I have tried “practicing” gratitude for a long time, but never noticed a big change in my overall well-being. Then, this blog recommended writing down what you are grateful for (and why) first thing in the morning.
I started writing things down on scratch pieces of paper, but once I ran out of room to write they would either get thrown away or create clutter around the house. Plus, I felt crazy having all of these scratch pieces of paper with random gratitude brainstorms floating around the universe. Even though it’s a positive exercise, I still feel awkward writing notes to myself… like a walking self-help book.
Despite feeling slightly insane, I decided to continue with my lists because the act of physically writing down the things for which I am grateful feels more powerful than just thinking about them.
So, my solution to the scratch paper conundrum has been to start keeping my gratitude lists in a journal. This way, I can go back and read them from time to time and I have a more organized way of being a walking self-help book. Plus, I can use the journal for brainstorming other ideas and creating “to-do-tomorrow” lists to help quiet my mind when trying to fall asleep.
Keeping this journal has made me realize the importance of establishing consistent habits that benefit mental health.

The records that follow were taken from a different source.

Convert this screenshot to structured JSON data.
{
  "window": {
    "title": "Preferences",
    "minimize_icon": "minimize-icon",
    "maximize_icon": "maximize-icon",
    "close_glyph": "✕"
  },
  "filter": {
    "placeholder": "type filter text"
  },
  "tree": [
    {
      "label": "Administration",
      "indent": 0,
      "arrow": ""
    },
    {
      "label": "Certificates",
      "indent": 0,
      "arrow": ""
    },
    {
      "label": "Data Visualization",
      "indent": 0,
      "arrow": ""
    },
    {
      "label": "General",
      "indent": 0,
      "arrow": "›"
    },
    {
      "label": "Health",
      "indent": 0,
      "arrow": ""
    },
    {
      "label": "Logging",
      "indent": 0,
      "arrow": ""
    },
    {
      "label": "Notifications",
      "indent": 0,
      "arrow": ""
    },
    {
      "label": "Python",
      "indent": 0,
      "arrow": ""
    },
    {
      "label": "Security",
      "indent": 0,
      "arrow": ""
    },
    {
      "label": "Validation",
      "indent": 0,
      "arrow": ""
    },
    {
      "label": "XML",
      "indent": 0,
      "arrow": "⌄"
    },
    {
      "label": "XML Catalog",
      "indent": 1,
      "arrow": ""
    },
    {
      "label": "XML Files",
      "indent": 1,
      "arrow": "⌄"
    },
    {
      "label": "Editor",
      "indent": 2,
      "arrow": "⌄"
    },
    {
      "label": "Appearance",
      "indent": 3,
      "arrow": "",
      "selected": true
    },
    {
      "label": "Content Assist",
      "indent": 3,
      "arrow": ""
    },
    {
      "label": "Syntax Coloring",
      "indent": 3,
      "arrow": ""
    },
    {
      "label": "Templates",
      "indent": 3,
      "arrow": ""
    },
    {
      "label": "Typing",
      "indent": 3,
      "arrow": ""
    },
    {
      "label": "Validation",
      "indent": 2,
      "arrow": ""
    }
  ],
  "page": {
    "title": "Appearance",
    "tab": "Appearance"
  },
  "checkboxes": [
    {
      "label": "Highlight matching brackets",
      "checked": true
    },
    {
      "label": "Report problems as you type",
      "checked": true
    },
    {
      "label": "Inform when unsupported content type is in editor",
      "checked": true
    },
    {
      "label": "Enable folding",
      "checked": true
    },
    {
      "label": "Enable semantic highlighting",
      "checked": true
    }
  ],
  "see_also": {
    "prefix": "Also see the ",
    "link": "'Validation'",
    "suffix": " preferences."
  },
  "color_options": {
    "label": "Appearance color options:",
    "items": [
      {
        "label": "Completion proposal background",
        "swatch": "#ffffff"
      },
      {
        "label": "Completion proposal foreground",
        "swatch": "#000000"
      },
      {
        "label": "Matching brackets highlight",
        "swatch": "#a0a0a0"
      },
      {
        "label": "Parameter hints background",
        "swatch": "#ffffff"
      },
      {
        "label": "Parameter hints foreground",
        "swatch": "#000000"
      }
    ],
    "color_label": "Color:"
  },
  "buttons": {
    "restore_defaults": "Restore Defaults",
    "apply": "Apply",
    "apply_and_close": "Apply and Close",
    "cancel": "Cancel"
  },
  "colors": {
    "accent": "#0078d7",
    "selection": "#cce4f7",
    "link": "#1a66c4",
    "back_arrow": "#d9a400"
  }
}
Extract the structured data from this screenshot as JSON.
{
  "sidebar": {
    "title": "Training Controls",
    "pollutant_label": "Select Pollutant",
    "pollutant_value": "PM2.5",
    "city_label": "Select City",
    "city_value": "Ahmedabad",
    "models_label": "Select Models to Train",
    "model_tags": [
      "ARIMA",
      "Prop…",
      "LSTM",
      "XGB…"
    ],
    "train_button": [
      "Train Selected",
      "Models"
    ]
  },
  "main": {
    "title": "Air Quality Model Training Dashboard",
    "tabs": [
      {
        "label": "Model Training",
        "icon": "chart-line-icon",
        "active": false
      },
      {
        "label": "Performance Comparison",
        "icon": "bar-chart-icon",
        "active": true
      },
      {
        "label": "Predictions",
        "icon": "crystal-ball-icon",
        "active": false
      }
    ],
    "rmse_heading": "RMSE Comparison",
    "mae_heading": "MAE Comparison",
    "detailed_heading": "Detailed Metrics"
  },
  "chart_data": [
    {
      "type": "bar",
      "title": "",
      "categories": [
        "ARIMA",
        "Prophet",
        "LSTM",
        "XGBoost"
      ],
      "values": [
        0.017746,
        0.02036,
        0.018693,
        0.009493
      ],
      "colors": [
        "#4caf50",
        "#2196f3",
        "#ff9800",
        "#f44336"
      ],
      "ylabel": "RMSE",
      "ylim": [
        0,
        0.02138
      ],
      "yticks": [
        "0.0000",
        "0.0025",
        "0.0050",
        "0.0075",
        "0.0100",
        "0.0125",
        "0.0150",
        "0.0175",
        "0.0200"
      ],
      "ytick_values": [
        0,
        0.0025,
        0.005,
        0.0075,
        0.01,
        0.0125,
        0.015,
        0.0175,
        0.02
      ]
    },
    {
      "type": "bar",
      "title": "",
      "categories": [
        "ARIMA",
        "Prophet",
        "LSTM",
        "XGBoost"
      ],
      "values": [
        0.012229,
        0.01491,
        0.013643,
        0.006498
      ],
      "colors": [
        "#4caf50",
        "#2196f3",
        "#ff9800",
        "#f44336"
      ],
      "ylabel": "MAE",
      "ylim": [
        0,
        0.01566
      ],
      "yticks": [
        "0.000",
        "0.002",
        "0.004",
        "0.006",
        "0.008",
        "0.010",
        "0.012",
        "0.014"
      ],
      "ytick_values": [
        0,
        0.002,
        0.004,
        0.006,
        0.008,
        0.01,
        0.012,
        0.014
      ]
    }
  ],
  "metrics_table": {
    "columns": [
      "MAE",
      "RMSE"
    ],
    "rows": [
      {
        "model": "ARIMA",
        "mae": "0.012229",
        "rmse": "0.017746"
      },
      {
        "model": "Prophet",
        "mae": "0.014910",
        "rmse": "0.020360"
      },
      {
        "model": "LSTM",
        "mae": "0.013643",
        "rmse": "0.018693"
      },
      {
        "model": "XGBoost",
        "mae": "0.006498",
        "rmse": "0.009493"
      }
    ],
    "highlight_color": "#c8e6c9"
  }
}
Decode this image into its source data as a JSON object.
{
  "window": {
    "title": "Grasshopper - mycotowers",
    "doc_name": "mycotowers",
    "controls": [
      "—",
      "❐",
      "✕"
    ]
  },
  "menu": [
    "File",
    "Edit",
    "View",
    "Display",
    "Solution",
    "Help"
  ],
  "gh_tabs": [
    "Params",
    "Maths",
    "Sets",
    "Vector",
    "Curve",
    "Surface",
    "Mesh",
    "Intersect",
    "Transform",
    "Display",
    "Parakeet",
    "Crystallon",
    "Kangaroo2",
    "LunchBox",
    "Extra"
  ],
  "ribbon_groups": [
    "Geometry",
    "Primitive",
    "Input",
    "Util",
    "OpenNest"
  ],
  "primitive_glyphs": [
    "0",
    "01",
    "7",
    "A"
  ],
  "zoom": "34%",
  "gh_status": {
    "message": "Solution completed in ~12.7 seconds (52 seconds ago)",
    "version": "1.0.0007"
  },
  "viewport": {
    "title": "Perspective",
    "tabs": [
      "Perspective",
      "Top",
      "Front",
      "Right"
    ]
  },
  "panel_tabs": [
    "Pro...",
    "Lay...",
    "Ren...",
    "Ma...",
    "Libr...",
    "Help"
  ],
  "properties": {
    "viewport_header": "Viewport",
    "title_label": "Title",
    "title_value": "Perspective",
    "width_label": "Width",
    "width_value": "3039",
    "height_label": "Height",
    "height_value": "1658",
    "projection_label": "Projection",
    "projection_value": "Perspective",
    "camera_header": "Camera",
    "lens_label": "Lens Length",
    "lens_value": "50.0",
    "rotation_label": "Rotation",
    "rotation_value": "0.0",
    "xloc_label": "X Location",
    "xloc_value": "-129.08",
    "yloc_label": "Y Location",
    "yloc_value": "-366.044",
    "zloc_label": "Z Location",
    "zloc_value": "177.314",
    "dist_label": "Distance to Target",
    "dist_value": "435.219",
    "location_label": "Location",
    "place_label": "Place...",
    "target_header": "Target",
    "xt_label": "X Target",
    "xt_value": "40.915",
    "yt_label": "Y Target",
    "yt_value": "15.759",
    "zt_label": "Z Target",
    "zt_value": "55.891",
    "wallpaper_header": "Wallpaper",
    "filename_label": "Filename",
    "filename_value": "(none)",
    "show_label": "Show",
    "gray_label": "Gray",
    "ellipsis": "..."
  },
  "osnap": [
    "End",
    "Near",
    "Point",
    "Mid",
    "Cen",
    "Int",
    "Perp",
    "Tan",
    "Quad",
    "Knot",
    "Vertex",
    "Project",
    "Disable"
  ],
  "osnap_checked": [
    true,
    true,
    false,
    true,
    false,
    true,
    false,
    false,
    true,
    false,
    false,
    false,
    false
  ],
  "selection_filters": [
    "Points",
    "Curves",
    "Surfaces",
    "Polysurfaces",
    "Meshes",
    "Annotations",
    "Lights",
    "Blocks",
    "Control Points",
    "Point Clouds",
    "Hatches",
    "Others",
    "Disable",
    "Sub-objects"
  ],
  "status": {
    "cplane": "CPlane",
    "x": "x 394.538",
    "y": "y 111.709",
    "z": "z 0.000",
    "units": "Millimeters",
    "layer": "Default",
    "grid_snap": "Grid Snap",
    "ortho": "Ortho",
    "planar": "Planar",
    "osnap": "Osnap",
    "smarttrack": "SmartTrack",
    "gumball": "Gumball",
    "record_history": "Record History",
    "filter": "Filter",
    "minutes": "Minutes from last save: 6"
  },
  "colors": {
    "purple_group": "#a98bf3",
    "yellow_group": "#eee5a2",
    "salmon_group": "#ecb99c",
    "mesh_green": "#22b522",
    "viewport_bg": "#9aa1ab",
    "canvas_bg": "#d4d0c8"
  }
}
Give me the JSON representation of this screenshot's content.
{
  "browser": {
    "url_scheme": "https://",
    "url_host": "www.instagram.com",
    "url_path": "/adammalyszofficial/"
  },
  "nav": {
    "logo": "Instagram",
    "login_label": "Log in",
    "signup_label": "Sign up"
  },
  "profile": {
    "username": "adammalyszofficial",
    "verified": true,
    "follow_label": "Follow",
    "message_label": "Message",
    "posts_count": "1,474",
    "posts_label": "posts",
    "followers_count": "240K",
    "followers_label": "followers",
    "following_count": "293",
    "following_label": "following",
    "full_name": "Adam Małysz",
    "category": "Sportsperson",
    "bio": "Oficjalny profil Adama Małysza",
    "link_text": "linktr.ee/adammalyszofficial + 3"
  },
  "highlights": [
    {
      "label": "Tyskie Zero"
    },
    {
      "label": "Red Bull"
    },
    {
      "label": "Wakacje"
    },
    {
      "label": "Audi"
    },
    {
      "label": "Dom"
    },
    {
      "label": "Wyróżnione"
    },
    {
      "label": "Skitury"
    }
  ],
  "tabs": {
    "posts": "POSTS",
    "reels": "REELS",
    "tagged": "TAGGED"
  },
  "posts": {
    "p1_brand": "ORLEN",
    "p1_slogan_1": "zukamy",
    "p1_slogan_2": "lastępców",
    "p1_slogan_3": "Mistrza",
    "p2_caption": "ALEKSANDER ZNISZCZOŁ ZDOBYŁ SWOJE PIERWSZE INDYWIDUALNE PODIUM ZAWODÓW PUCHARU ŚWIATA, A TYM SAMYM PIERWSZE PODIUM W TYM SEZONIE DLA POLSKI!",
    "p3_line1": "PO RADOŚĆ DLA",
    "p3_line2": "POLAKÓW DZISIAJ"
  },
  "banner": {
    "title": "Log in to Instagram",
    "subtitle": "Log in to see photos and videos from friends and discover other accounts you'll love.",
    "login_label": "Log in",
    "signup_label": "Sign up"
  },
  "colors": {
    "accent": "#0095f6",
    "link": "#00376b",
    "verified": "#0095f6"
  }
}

I don’t know why I never understood this before, but “exercising” for mental health is just as important as physical exercise. If I suddenly stopped exercising regularly, and just sporadically threw in a workout every now and then, I would not be very healthy or fit. Apparently, the same goes for mental health. It is very difficult to feel calm, happy and at peace without consistently “exercising” the part of your brain that makes you feel grateful, positive, creative and inspired.
I have not had a journal since I was a little kid, and I think that’s part of what I like about having one now. It feels sort of… vintage.
Who writes things down anymore? I’m sure there is an app for this, but I am sticking with the regular pen and paper because it feels more real.
My only point is that I never really felt the benefit of practicing gratitude until I started writing it down. So, if you are feeling like you need more positive vibes in your life, maybe this activity will help you too.
It is very sad that this beer is seasonal because it is amazing and would be great to drink any time of year. You are in luck IF you can still find Dogfish Head Aprihop! It is not too sweet for a fruit beer and not too hoppy for an IPA… which makes it a perfect combination for a late spring/early summer evening. This beer is the reason I learned to brew my own- I wanted to be able to make a similar beer all year long since Aprihop is only available in the spring.